six days a week. ?An Alabama man said ‘Sunup to sundown was for field Negroes.’

Men and women alike were roused at four or five a.m., generally by the blowing

of a horn or the ringing of a bell? (Goodman, 18). By daybreak, the slaves

were already working under the control of Negro drivers and white overseers.

They plowed, hoed, picked, and performed the labors appropriate to the season of

whatever they were harvesting. For example, during the harvest season on a

sugar plantation, slaves were worked sixteen to eighteen hours a day, seven days

a week. That is longer hours than convicts were permitted to work in several of

the Southern states (DuBois, 35). This was not only limited to sugar. Cotton

and tobacco workers had the same harsh hours in the hot southern sun.

Even children were put to work on the plantations. ?By the age of six

or seven, children were ready to do odd jobs around the plantation-picking up

trash in the yard, raking leaves, tending a garden patch, minding babies,

carrying water to the fields. By the age of ten, they were likely to be in the

fields themselves, classed as ?quarter hands? (McCague, 35).

Often there were health problems among the slaves in early America. ?

The combination of hard, sometimes exhausting toil and inferior diet, scanty

clothing and unsanitary housing led, predictably, to health problems? (Goodman,

31). This caused a problem for slave owners, because they wanted the most

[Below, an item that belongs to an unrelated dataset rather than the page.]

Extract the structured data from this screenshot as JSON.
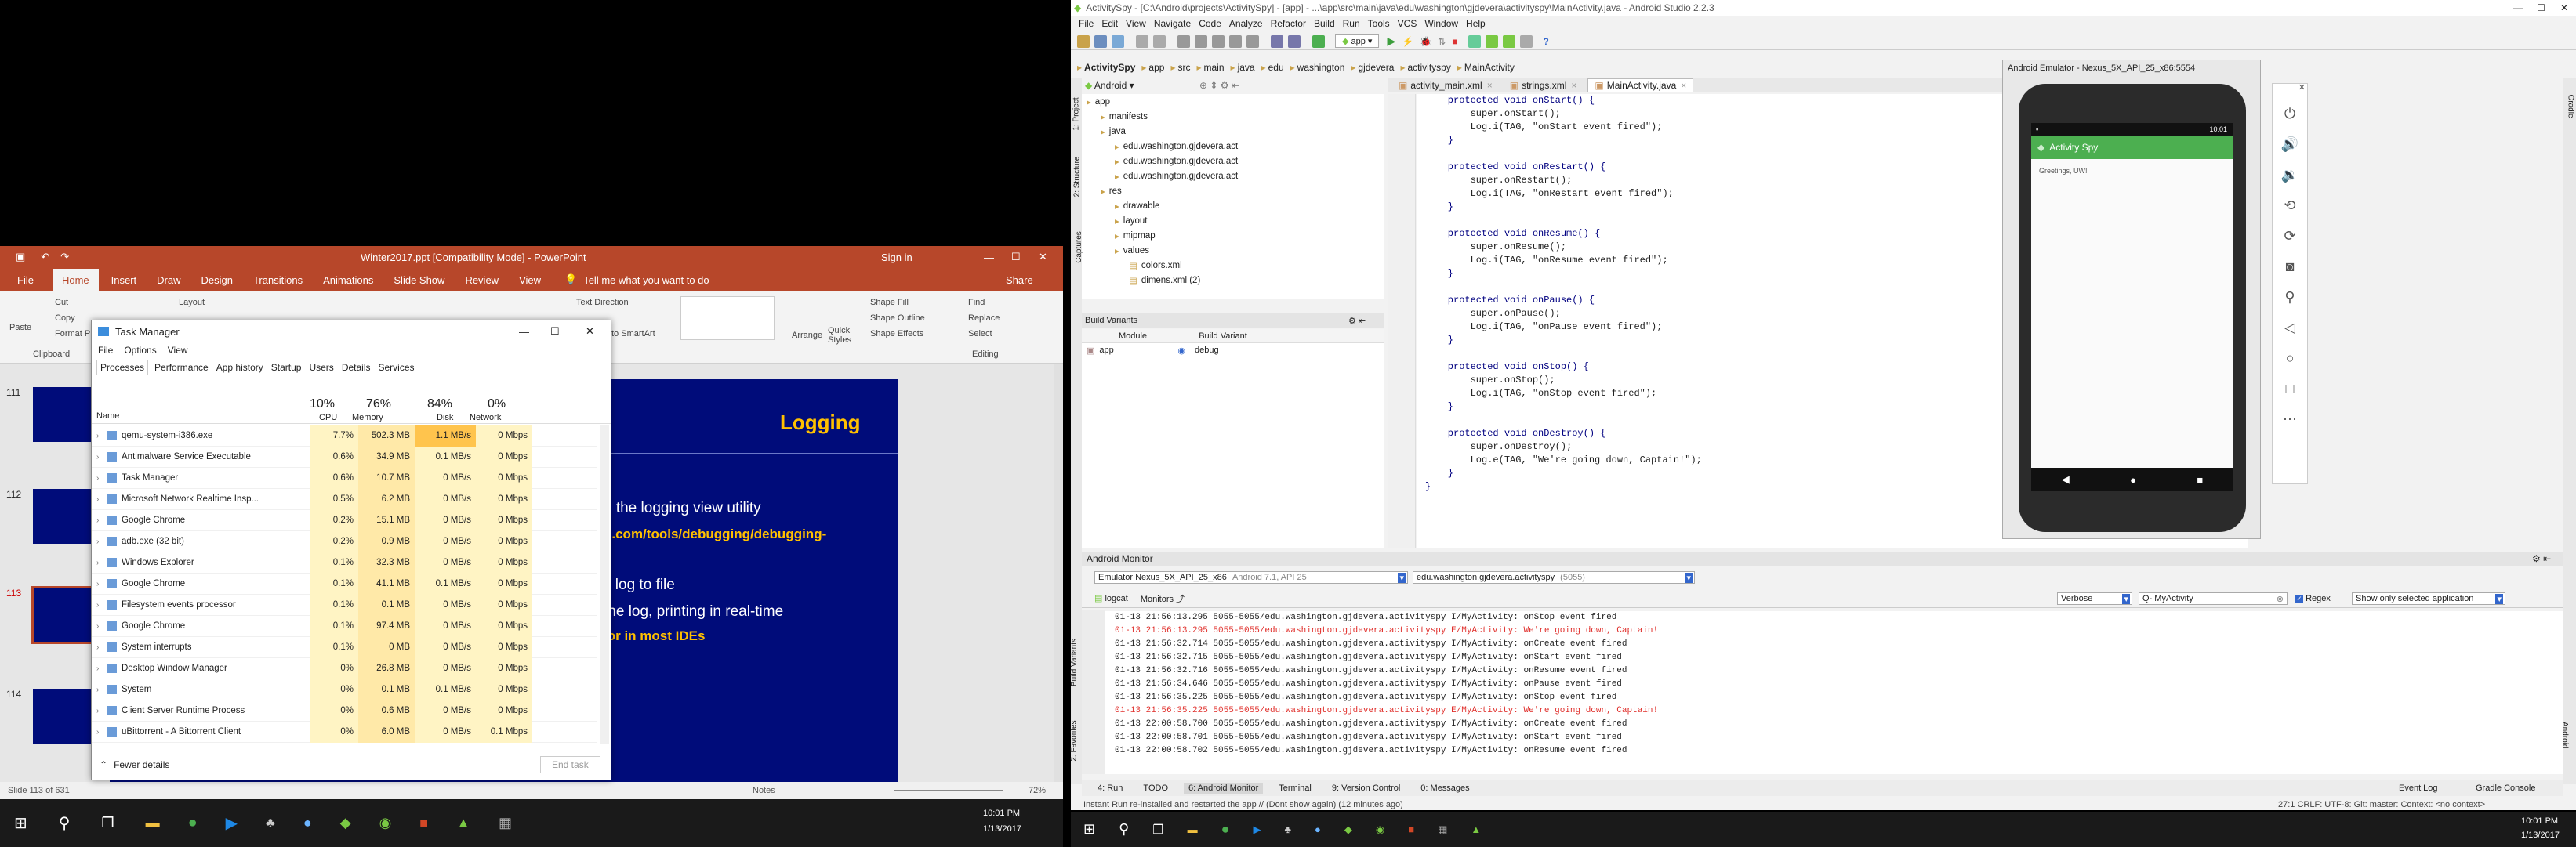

efficiency out of their slaves as possible. In some places doctors were called

in to treat blacks as well as whites.

The slave trade played an important role in the growth of the American

colonies. Without the trading of slaves in the seventeenth century, American

plantations would not have prospered into the export empire that they were.

Buckmaster, Henrietta. Let My People Go. Boston: Beacon Press, 1941.

Davis, David Brion. Slavery and Human Progress. New York: Oxford University

Press,

1984.

DuBois, William Edward Burghardt. The Suppression of the African Slave-Trade to

the

United States of America. New York: Schocken Books, 1969.

Goodman, Walter. Black Bondage: the Life of Slaves in the South. New York:

Farrar,

Straus & Giroux, 1969.

Howard, Richard. Black Cargo. New York: G. P. Putnam’s Sons, 1972.

McCague, James. The Long Bondage 1441-1815. Illinois: Garrard Publishing

Company, 1972.

Stampp, Kenneth M. The Peculiar Institution. New York: Borzoi Books, 1982.